Teaching & Research Interests
Scholarship, Research & Creative Activities
Nathaniel Barr is a Professor of Creativity and Creative Thinking, specializing in cognitive psychology. Prior to joining Sheridan, he earned his BA, MA, and PhD, and held a postdoctoral fellowship in the Psychology Department at the University of Waterloo.
A recipient of a number of research awards, grants, and scholarships, Nathaniel has published scientific articles, book chapters, technical reports, and popular press articles in diverse areas. Topics include the psychology of creativity, human reason in the Anthropocene, belief, the relation between grit and mind wandering, the intersection of thinking and technology, currency authentication, and how best to align artificial and human intelligence in the workforce. He and his co-authors were awarded the 2016 Ig Nobel Peace Prize for their paper, On the reception and detection of pseudo-profound bullshit. Nathaniel’s work has been covered extensively in the media, including Scientific American, The Washington Post, and The Wall Street Journal, and he frequently acts as an expert commentator for print, radio, and television.

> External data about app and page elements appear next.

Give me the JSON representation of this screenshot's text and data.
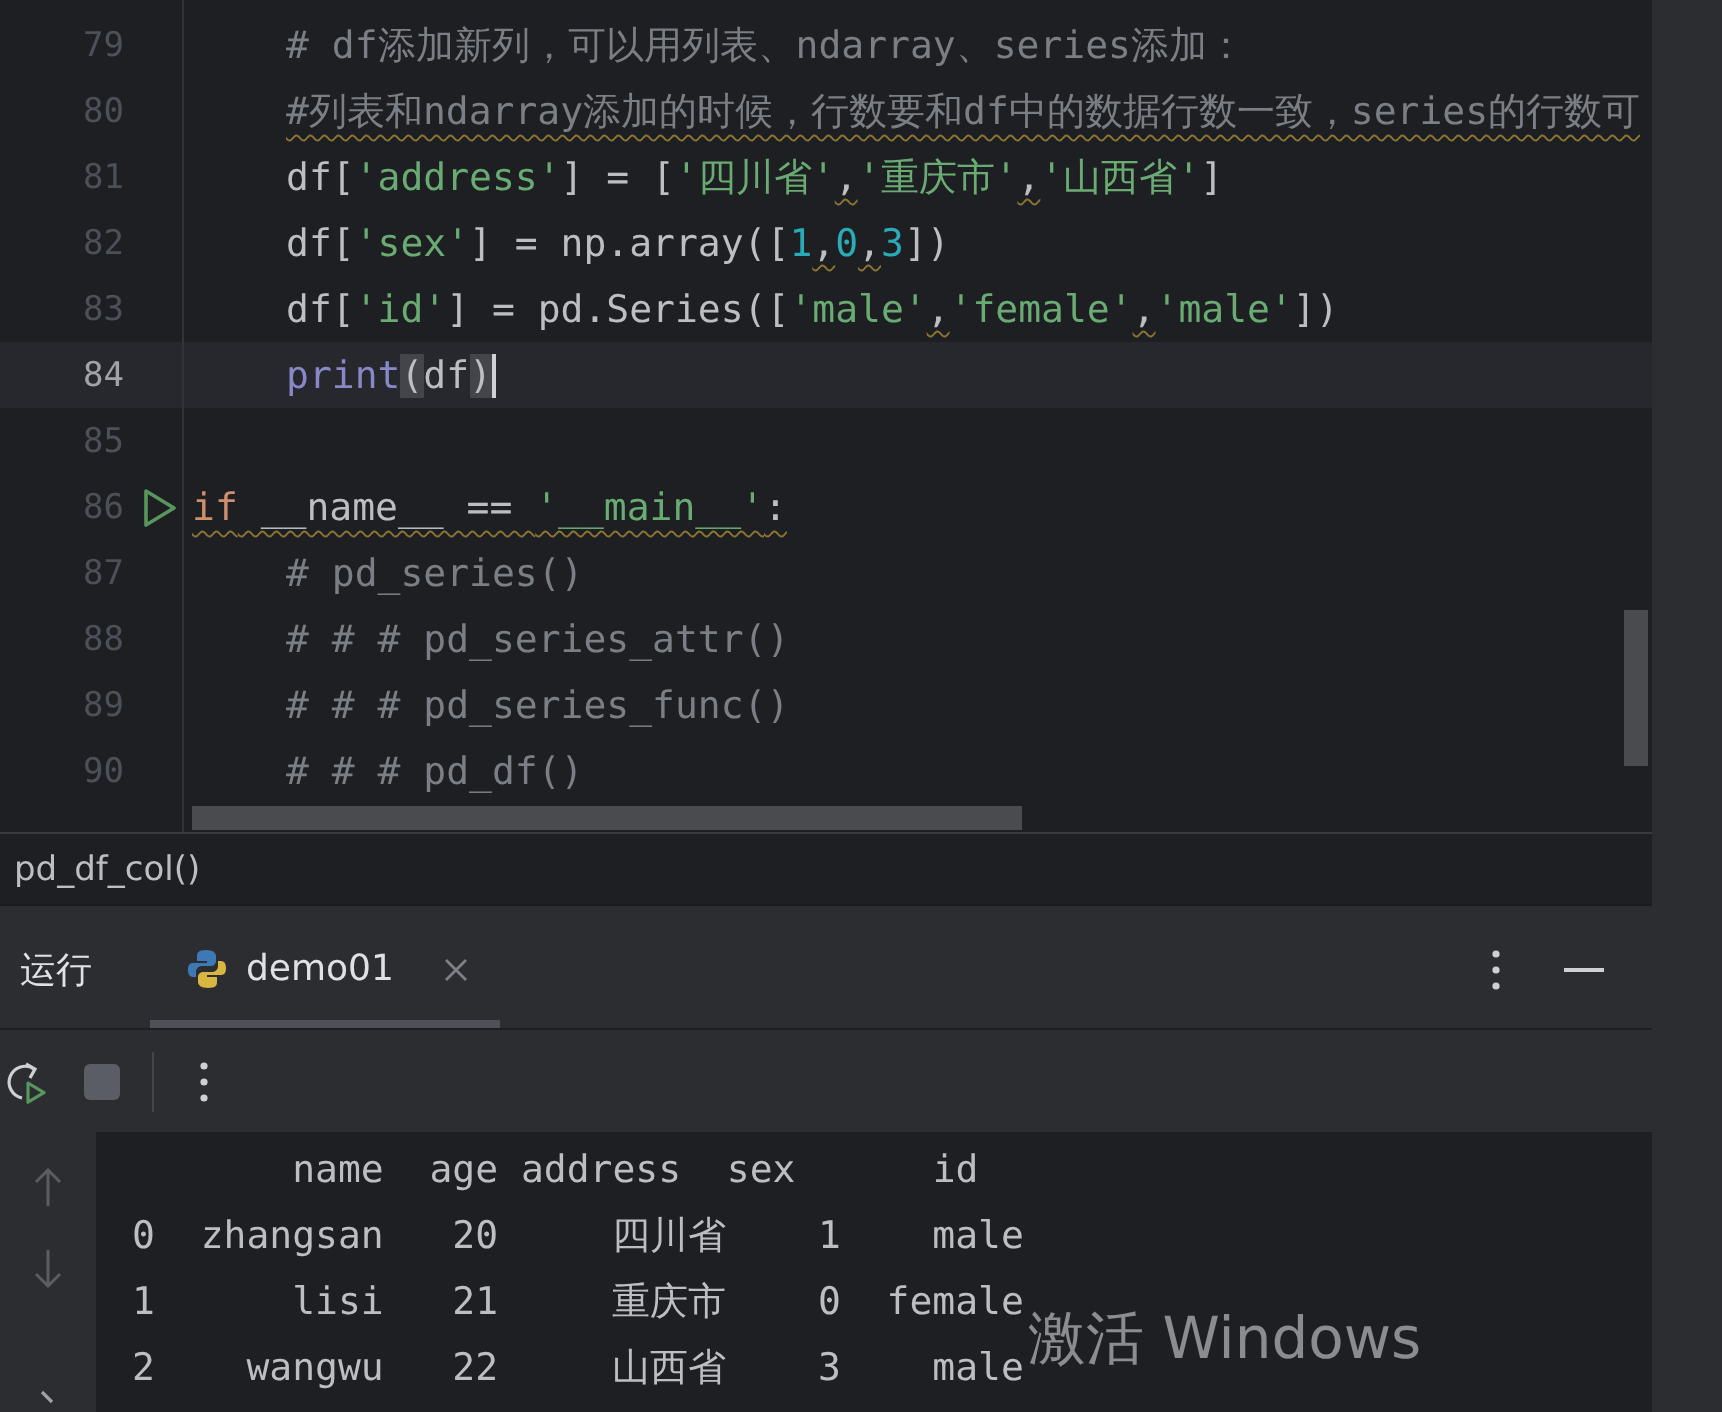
{
  "editor": {
    "lines": [
      {
        "number": "79",
        "current": false,
        "indented": true,
        "tokens": [
          {
            "kind": "comment",
            "text": "# df添加新列，可以用列表、ndarray、series添加："
          }
        ]
      },
      {
        "number": "80",
        "current": false,
        "warning": true,
        "indented": true,
        "tokens": [
          {
            "kind": "comment",
            "text": "#列表和ndarray添加的时候，行数要和df中的数据行数一致，series的行数可"
          }
        ]
      },
      {
        "number": "81",
        "current": false,
        "indented": true,
        "tokens": [
          {
            "kind": "plain",
            "text": "df["
          },
          {
            "kind": "string",
            "text": "'address'"
          },
          {
            "kind": "plain",
            "text": "] = ["
          },
          {
            "kind": "string",
            "text": "'四川省'"
          },
          {
            "kind": "comma-warn",
            "text": ","
          },
          {
            "kind": "string",
            "text": "'重庆市'"
          },
          {
            "kind": "comma-warn",
            "text": ","
          },
          {
            "kind": "string",
            "text": "'山西省'"
          },
          {
            "kind": "plain",
            "text": "]"
          }
        ]
      },
      {
        "number": "82",
        "current": false,
        "indented": true,
        "tokens": [
          {
            "kind": "plain",
            "text": "df["
          },
          {
            "kind": "string",
            "text": "'sex'"
          },
          {
            "kind": "plain",
            "text": "] = np.array(["
          },
          {
            "kind": "number",
            "text": "1"
          },
          {
            "kind": "comma-warn",
            "text": ","
          },
          {
            "kind": "number",
            "text": "0"
          },
          {
            "kind": "comma-warn",
            "text": ","
          },
          {
            "kind": "number",
            "text": "3"
          },
          {
            "kind": "plain",
            "text": "])"
          }
        ]
      },
      {
        "number": "83",
        "current": false,
        "indented": true,
        "tokens": [
          {
            "kind": "plain",
            "text": "df["
          },
          {
            "kind": "string",
            "text": "'id'"
          },
          {
            "kind": "plain",
            "text": "] = pd.Series(["
          },
          {
            "kind": "string",
            "text": "'male'"
          },
          {
            "kind": "comma-warn",
            "text": ","
          },
          {
            "kind": "string",
            "text": "'female'"
          },
          {
            "kind": "comma-warn",
            "text": ","
          },
          {
            "kind": "string",
            "text": "'male'"
          },
          {
            "kind": "plain",
            "text": "])"
          }
        ]
      },
      {
        "number": "84",
        "current": true,
        "indented": true,
        "tokens": [
          {
            "kind": "builtin",
            "text": "print"
          },
          {
            "kind": "brace-match",
            "text": "("
          },
          {
            "kind": "plain",
            "text": "df"
          },
          {
            "kind": "brace-match",
            "text": ")"
          }
        ]
      },
      {
        "number": "85",
        "current": false
      },
      {
        "number": "86",
        "current": false,
        "warning": true,
        "run": true,
        "indented": false,
        "tokens": [
          {
            "kind": "keyword",
            "text": "if"
          },
          {
            "kind": "plain",
            "text": " __name__ == "
          },
          {
            "kind": "string",
            "text": "'__main__'"
          },
          {
            "kind": "plain",
            "text": ":"
          }
        ]
      },
      {
        "number": "87",
        "current": false,
        "indented": true,
        "tokens": [
          {
            "kind": "comment",
            "text": "# pd_series()"
          }
        ]
      },
      {
        "number": "88",
        "current": false,
        "indented": true,
        "tokens": [
          {
            "kind": "comment",
            "text": "# # # pd_series_attr()"
          }
        ]
      },
      {
        "number": "89",
        "current": false,
        "indented": true,
        "tokens": [
          {
            "kind": "comment",
            "text": "# # # pd_series_func()"
          }
        ]
      },
      {
        "number": "90",
        "current": false,
        "indented": true,
        "tokens": [
          {
            "kind": "comment",
            "text": "# # # pd_df()"
          }
        ]
      }
    ]
  },
  "breadcrumb": "pd_df_col()",
  "run_panel": {
    "title": "运行",
    "tabs": [
      {
        "label": "demo01",
        "selected": true
      }
    ],
    "stop": {
      "disabled": true
    }
  },
  "console": {
    "lines": [
      "       name  age address  sex      id",
      "0  zhangsan   20     四川省    1    male",
      "1      lisi   21     重庆市    0  female",
      "2    wangwu   22     山西省    3    male"
    ]
  },
  "overlay": {
    "text": "激活 Windows"
  }
}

An award winning lecturer, Nathaniel has taught courses on creativity, psychology, cognition, memory, and neuroscience. At Sheridan College, his primary focus is teaching courses within the Board Undergraduate Certificate in Creativity and Creative Problem Solving, which aims to provide “an opportunity for every degree student to gain a deliberate set of 21st century creative thinking skills and creative problem solving competencies”.
In addition to his academic role, Nathaniel is an active consultant and speaker. He often delivers talks and workshops to diverse audiences on the nature of our minds and how to make the most of them. His speaking draws on his research, teaching, and consulting expertise on human cognition and behavioural science, while weaving in personal experiences and storytelling. Recurrent themes include connecting the causes of and potential solutions to global challenges in the Anthropocene to human reason and creativity, and how understanding the way people think can improve your memory, attention, reasoning, and creativity.